** DATA SECTION follows **

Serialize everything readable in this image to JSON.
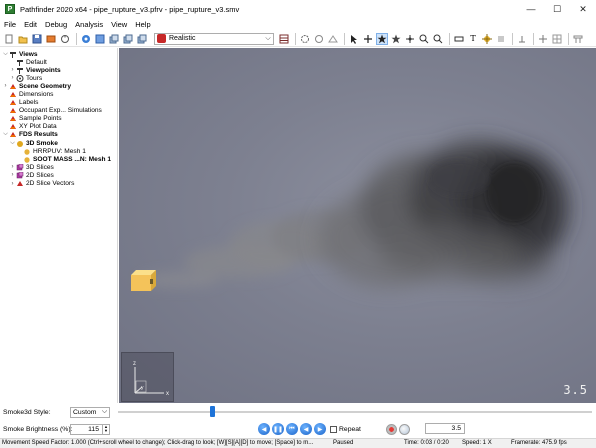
{
  "window": {
    "title": "Pathfinder 2020 x64 - pipe_rupture_v3.pfrv - pipe_rupture_v3.smv",
    "app_icon_letter": "P",
    "controls": {
      "minimize": "—",
      "maximize": "☐",
      "close": "✕"
    }
  },
  "menu": {
    "items": [
      {
        "label": "File",
        "underline": "F"
      },
      {
        "label": "Edit",
        "underline": "E"
      },
      {
        "label": "Debug",
        "underline": "D"
      },
      {
        "label": "Analysis",
        "underline": "A"
      },
      {
        "label": "View",
        "underline": "V"
      },
      {
        "label": "Help",
        "underline": "H"
      }
    ]
  },
  "toolbar": {
    "render_mode": "Realistic",
    "icons": [
      "new-file-icon",
      "open-folder-icon",
      "save-icon",
      "import-icon",
      "reset-view-icon",
      "orbit-icon",
      "zoom-icon",
      "view-top-icon",
      "view-front-icon",
      "view-side-icon",
      "render-mode-icon",
      "table-icon",
      "settings-icon",
      "filter-icon",
      "toggle-icon",
      "select-icon",
      "pan-icon",
      "navigate-icon",
      "fly-icon",
      "move-icon",
      "zoom-in-icon",
      "zoom-out-icon",
      "measure-icon",
      "text-icon",
      "smoke-icon",
      "layers-icon",
      "snapshot-icon",
      "split-icon",
      "grid-icon",
      "camera-icon"
    ]
  },
  "tree": {
    "items": [
      {
        "label": "Views",
        "level": 0,
        "expand": "v",
        "icon": "views-icon",
        "bold": true
      },
      {
        "label": "Default",
        "level": 1,
        "expand": "",
        "icon": "view-default-icon",
        "bold": false
      },
      {
        "label": "Viewpoints",
        "level": 1,
        "expand": ">",
        "icon": "viewpoints-icon",
        "bold": true
      },
      {
        "label": "Tours",
        "level": 1,
        "expand": ">",
        "icon": "tours-icon",
        "bold": false
      },
      {
        "label": "Scene Geometry",
        "level": 0,
        "expand": ">",
        "icon": "geometry-icon",
        "bold": true
      },
      {
        "label": "Dimensions",
        "level": 0,
        "expand": "",
        "icon": "geometry-icon",
        "bold": false
      },
      {
        "label": "Labels",
        "level": 0,
        "expand": "",
        "icon": "geometry-icon",
        "bold": false
      },
      {
        "label": "Occupant Exp... Simulations",
        "level": 0,
        "expand": "",
        "icon": "geometry-icon",
        "bold": false
      },
      {
        "label": "Sample Points",
        "level": 0,
        "expand": "",
        "icon": "geometry-icon",
        "bold": false
      },
      {
        "label": "XY Plot Data",
        "level": 0,
        "expand": "",
        "icon": "geometry-icon",
        "bold": false
      },
      {
        "label": "FDS Results",
        "level": 0,
        "expand": "v",
        "icon": "geometry-icon",
        "bold": true
      },
      {
        "label": "3D Smoke",
        "level": 1,
        "expand": "v",
        "icon": "smoke-folder-icon",
        "bold": true
      },
      {
        "label": "HRRPUV: Mesh 1",
        "level": 2,
        "expand": "",
        "icon": "smoke-item-icon",
        "bold": false
      },
      {
        "label": "SOOT MASS ...N: Mesh 1",
        "level": 2,
        "expand": "",
        "icon": "smoke-item-icon",
        "bold": true
      },
      {
        "label": "3D Slices",
        "level": 1,
        "expand": ">",
        "icon": "slices-icon",
        "bold": false
      },
      {
        "label": "2D Slices",
        "level": 1,
        "expand": ">",
        "icon": "slices-icon",
        "bold": false
      },
      {
        "label": "2D Slice Vectors",
        "level": 1,
        "expand": ">",
        "icon": "vectors-icon",
        "bold": false
      }
    ]
  },
  "viewport": {
    "time_readout": "3.5",
    "axis_labels": {
      "z": "z",
      "x": "x",
      "y": "y"
    }
  },
  "controls": {
    "smoke3d_style_label": "Smoke3d Style:",
    "smoke3d_style_value": "Custom",
    "brightness_label": "Smoke Brightness (%):",
    "brightness_value": "115",
    "timeline_progress": 0.198,
    "repeat_label": "Repeat",
    "repeat_checked": false,
    "time_value": "3.5"
  },
  "status": {
    "hint": "Movement Speed Factor: 1.000 (Ctrl+scroll wheel to change); Click-drag to look; [W][S][A][D] to move; [Space] to m...",
    "state": "Paused",
    "time": "Time: 0:03 / 0:20",
    "speed": "Speed: 1 X",
    "framerate": "Framerate: 475.9 fps"
  },
  "colors": {
    "viewport_bg": "#7d8090",
    "accent": "#1e73d8",
    "smoke_source": "#f4c35a"
  }
}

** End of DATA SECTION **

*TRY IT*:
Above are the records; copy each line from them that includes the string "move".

*WRITTEN ANSWER*:
      "move-icon",
    "hint": "Movement Speed Factor: 1.000 (Ctrl+scroll wheel to change); Click-drag to look; [W][S][A][D] to move; [Space] to m...",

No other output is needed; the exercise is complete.